Finally I concluded, "We're stuck." So I order Mom into the front seat, while I get out in my white denim skirt and proceed to push our little Toyota with all the strength my 90 pounds could muster. Fail. Okay, I know what to do. No problem. We'll just get those flat rocks piled beside the driveway, wedge those under the wheels and drive out. Easy! Uhh, well, actually not. That didn't work either. We had been praying all this time. I tried pushing some more, adjusted the rocks, adding more here and there. Then I stopped. Lord, I'm going to try this one more time. If you want us to get out of this mess and proceed, please get us out. But if You have a special reason for us to meet the owner of this house, then have this last effort fail also. You can probably guess what happened. FAIL! :D
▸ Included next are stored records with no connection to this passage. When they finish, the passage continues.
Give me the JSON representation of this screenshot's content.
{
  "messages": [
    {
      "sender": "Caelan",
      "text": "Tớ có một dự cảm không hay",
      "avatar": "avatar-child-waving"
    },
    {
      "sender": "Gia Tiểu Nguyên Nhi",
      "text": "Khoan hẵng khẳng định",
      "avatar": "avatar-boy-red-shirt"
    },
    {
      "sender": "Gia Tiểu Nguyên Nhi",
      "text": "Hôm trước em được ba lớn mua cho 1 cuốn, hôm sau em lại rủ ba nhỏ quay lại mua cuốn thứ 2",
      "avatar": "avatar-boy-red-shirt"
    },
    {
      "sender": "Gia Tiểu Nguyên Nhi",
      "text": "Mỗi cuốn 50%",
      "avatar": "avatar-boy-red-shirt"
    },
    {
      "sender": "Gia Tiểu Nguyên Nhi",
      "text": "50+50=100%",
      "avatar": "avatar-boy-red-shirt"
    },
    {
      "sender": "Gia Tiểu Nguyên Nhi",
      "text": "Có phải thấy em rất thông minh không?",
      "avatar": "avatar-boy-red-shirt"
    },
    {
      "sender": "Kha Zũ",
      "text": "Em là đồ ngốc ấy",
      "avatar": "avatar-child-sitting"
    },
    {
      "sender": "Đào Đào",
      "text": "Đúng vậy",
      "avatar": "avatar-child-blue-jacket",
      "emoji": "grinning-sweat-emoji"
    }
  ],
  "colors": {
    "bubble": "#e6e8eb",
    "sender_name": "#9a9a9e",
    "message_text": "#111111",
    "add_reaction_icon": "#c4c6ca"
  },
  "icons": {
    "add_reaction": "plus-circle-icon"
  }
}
So we trekked up to the top of the mountain, where we met a kind old hermit. He was very gracious, and successfully pulled us out of his muddy driveway. But as we talked together, he confided that he didn't study his Bible all that much. In fact, he was rather disgruntled with organized religion. But he agreed that it was important to follow Christ's example, doing good to others, etc. We prayed with him before we left, and shared with him Steps to Christ.
These experiences reminded me of Paul's account of his missionary experiences:
"Of the Jews five times received I forty stripes save one. Thrice was I beaten with rods, once was I stoned, thrice I suffered shipwreck, a night and a day have I been in the deep, in journeyings often, in perils of waters, in perils of robbers, in perils by mine own countrymen, in perils by the heathen, in perils in the city, in perils in the wilderness, in perils in the sea, in perils among false brethren, in weariness and painfulness, in watchings often, in hunger and thirst, in fastings often, in cold and nakedness." (2 Cor. 11:24-27)And yet, he didn't complain. He penned the words to the Philippians, "Rejoice in the Lord always, and again I say rejoice." Having gone through our own small trials of dog bites and a car in the ditch - which "delayed" us from the Lord's work - Mom and I are starting to see why Paul could rejoice even in trials. You see, really, those trials were God's blessings in disguise. They weren't really delays - they were keys to building friendships, chances to minister to souls, who might never have listened if we hadn't shared that bond of working through difficulties together. God always knows what He's doing, and what a blessing to be His instruments, his servants, even if we have to suffer a little in the process. Because really, what is the price of a soul? Is it worth a dog bite? Is it worth a muddy white skirt? I say far, far more. For Christ, it was worth leaving paradise. It was worth even life itself - just to save one soul. Just to save you; just to save me. How can I complain?